- _Work required_: Please count the lines in the material below that include "data". Reply with the number alone.

- _Information_:
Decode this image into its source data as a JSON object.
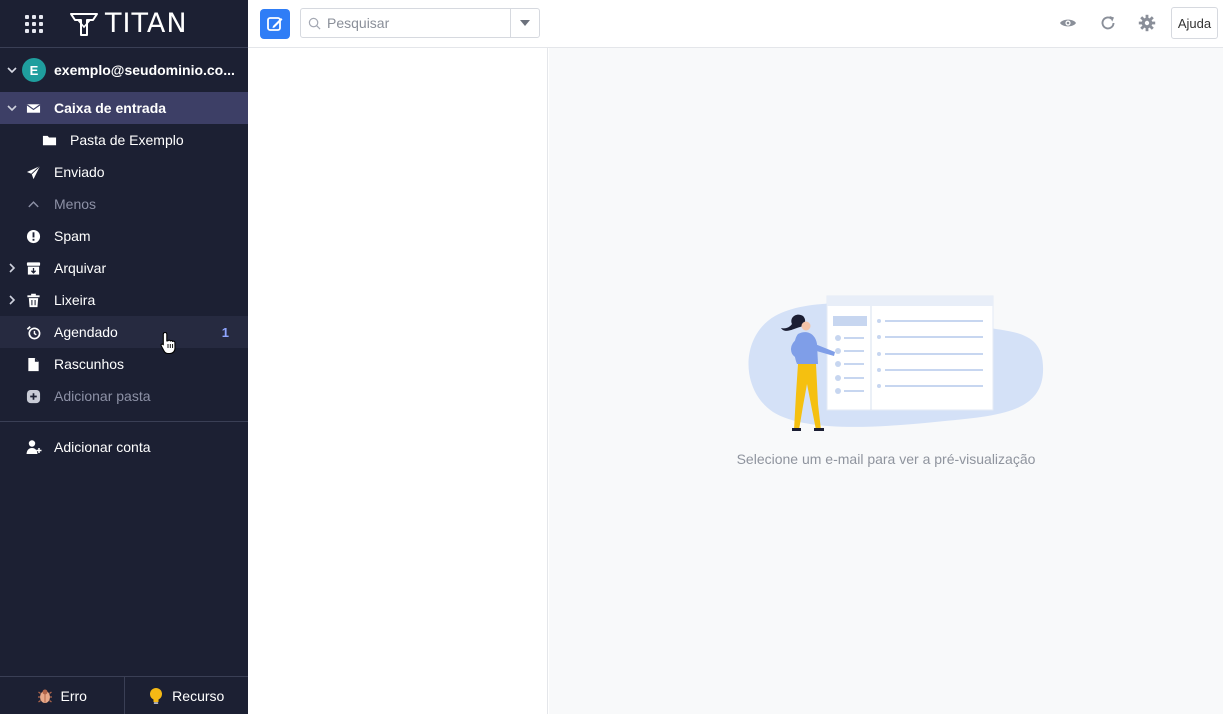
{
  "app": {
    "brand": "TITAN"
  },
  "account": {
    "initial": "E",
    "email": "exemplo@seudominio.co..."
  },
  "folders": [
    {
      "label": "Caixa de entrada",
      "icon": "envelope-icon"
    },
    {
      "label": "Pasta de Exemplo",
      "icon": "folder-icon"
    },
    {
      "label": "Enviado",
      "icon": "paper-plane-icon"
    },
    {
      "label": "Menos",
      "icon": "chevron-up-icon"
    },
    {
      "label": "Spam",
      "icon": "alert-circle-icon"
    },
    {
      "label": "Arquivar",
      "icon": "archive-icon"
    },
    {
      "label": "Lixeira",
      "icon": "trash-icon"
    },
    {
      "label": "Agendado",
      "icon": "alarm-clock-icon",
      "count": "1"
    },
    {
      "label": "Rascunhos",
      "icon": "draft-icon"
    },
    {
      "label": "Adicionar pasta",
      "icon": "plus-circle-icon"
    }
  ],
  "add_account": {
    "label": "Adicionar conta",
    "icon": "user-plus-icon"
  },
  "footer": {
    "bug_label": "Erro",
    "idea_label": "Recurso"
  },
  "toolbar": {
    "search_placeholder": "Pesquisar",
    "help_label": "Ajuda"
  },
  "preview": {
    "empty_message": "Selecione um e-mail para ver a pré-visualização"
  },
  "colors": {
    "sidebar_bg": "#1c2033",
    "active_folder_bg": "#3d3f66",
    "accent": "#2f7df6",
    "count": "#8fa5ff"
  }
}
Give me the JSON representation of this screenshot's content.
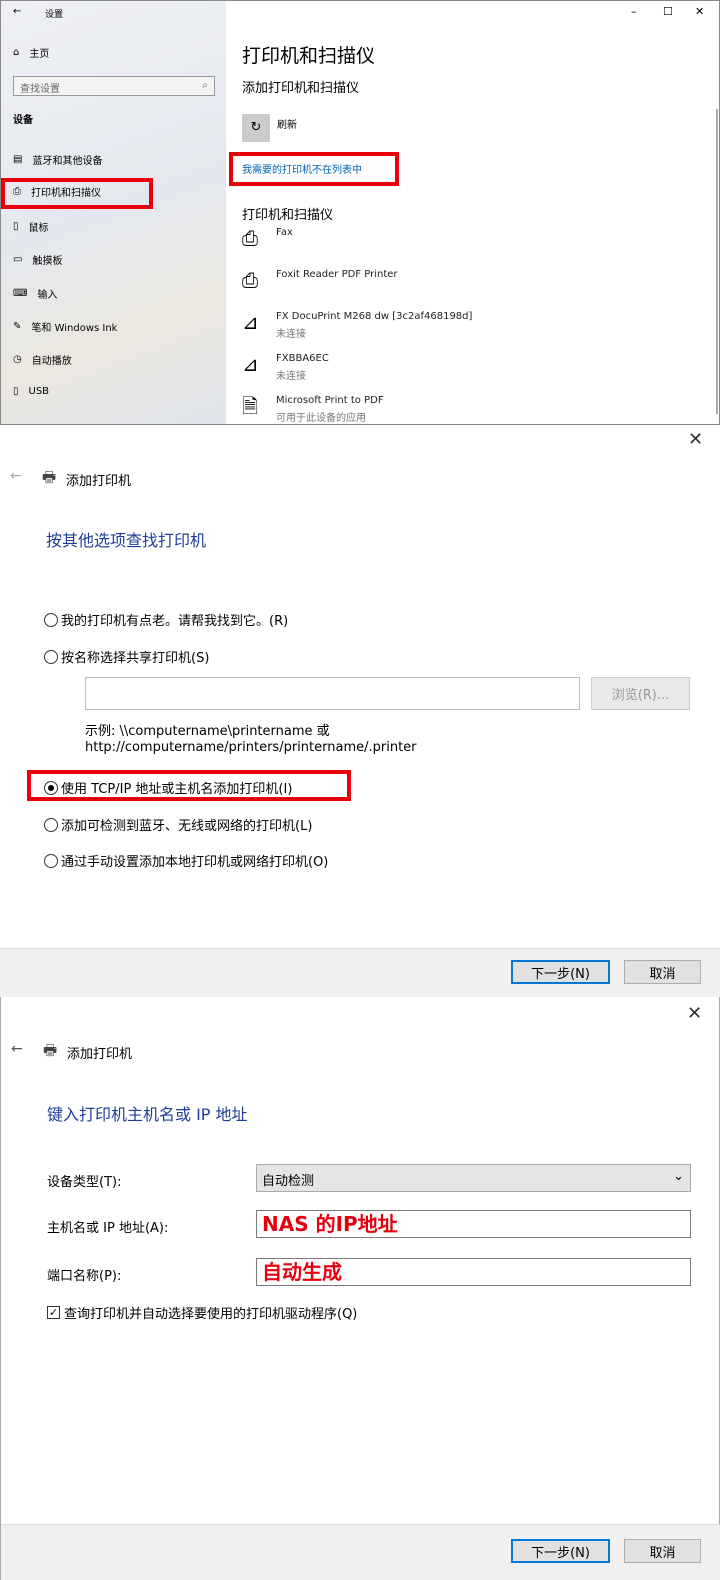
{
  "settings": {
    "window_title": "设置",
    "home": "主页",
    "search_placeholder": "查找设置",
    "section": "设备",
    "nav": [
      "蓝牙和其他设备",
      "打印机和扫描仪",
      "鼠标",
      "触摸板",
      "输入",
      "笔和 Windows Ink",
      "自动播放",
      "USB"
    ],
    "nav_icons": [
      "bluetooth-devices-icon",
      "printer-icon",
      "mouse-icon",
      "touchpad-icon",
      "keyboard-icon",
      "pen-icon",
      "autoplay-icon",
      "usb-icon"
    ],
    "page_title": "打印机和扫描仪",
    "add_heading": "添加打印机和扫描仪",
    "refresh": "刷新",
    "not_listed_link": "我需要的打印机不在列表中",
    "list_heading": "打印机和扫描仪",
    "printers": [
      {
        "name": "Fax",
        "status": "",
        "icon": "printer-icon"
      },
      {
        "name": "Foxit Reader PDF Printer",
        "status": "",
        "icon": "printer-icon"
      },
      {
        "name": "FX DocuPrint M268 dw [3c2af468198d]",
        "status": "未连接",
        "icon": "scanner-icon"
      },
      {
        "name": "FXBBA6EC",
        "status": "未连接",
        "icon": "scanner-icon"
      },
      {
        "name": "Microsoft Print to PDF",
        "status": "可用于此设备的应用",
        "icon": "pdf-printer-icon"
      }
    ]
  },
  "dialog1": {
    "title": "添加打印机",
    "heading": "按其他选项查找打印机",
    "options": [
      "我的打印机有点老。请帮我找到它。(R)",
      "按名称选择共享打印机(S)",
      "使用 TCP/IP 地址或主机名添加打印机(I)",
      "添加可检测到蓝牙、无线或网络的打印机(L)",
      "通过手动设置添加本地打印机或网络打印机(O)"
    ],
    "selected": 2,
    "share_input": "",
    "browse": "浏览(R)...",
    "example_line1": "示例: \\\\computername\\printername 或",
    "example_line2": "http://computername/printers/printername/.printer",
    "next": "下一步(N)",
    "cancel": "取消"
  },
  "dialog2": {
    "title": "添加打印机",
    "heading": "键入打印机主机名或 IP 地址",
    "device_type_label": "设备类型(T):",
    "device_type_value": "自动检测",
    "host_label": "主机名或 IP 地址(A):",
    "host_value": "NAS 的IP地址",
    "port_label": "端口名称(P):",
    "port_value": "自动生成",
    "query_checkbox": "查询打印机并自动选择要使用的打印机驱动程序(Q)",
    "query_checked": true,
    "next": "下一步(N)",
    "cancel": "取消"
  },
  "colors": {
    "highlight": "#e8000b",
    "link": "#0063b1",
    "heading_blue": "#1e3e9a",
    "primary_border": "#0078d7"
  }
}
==
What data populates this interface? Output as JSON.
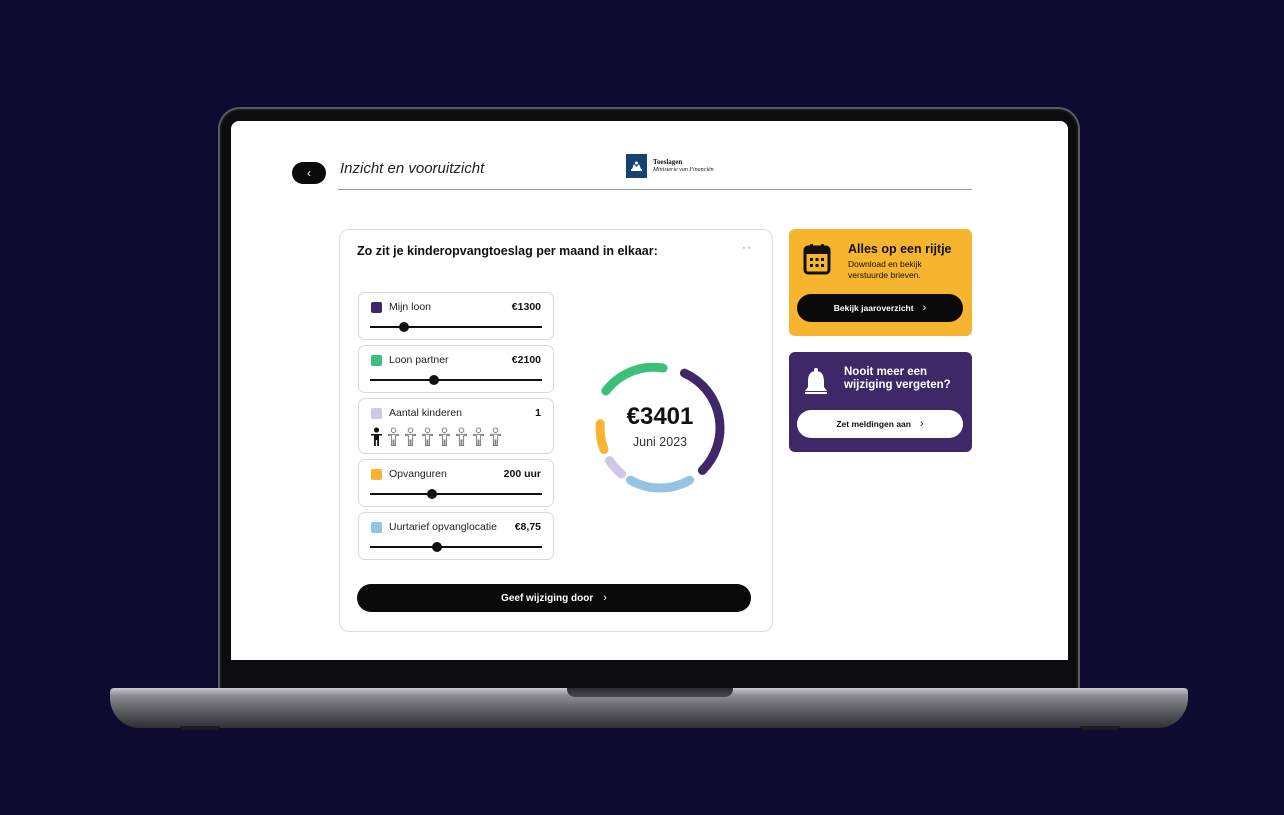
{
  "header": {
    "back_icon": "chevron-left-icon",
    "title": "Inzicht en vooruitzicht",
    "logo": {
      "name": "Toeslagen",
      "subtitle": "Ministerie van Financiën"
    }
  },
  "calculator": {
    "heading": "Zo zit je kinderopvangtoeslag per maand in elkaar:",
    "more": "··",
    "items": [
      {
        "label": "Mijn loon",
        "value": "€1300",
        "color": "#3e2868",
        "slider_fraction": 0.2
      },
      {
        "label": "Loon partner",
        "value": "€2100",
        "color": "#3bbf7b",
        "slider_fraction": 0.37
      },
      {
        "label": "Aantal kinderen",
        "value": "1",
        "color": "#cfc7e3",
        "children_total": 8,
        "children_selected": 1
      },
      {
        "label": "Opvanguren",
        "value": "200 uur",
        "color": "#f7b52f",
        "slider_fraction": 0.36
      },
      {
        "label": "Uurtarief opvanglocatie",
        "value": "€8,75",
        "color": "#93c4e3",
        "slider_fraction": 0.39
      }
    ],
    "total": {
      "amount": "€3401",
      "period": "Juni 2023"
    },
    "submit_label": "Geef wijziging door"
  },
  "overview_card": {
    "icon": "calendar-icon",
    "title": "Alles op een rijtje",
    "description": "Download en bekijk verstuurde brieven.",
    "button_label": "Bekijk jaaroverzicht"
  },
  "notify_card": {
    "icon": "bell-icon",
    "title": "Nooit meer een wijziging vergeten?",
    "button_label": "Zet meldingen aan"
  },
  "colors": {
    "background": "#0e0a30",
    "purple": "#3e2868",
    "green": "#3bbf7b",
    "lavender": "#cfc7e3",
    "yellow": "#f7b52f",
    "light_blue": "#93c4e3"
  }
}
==
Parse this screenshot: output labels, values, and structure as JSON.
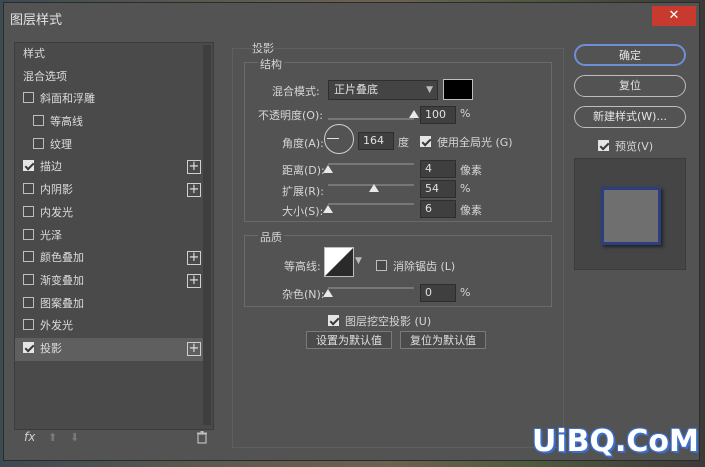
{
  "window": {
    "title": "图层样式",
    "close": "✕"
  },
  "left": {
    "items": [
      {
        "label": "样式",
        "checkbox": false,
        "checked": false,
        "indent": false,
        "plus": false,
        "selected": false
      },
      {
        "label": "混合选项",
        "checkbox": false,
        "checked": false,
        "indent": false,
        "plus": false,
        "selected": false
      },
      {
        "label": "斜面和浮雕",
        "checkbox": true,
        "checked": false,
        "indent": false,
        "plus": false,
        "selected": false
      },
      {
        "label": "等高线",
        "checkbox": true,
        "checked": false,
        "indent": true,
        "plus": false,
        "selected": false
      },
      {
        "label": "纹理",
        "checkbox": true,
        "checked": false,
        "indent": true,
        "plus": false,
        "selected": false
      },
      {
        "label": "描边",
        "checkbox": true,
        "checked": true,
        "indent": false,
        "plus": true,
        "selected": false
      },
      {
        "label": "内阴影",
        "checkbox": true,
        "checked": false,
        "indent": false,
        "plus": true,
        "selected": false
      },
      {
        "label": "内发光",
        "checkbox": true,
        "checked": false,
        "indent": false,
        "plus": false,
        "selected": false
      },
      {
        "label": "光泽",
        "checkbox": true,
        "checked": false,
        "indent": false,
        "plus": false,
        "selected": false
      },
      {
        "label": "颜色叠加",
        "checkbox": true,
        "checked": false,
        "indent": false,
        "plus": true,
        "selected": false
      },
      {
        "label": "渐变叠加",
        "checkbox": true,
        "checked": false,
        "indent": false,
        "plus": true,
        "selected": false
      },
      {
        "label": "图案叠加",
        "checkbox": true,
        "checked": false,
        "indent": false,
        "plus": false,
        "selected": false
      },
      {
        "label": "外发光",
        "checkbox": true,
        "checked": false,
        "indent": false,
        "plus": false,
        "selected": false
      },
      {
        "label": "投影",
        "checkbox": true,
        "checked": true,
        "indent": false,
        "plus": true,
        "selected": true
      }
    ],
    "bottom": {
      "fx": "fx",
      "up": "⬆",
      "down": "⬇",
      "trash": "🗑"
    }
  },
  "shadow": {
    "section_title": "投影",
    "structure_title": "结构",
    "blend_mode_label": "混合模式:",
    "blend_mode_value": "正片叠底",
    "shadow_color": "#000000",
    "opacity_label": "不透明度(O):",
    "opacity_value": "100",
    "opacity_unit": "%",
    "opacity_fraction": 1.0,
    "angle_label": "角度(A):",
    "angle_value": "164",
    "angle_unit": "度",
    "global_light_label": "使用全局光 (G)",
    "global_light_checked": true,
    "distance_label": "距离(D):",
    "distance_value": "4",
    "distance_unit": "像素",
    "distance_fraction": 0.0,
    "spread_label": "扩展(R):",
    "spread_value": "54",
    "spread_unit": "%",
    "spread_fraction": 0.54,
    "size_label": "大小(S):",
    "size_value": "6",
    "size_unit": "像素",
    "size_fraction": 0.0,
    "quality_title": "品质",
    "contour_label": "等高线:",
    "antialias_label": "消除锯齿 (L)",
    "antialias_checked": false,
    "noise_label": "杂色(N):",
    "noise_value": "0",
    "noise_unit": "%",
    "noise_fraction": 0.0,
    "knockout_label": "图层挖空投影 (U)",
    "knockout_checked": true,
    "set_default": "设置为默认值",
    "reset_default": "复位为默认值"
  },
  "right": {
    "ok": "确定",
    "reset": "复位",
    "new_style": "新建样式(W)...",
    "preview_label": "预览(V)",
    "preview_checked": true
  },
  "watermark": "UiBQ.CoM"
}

- _Solution to this problem_: 2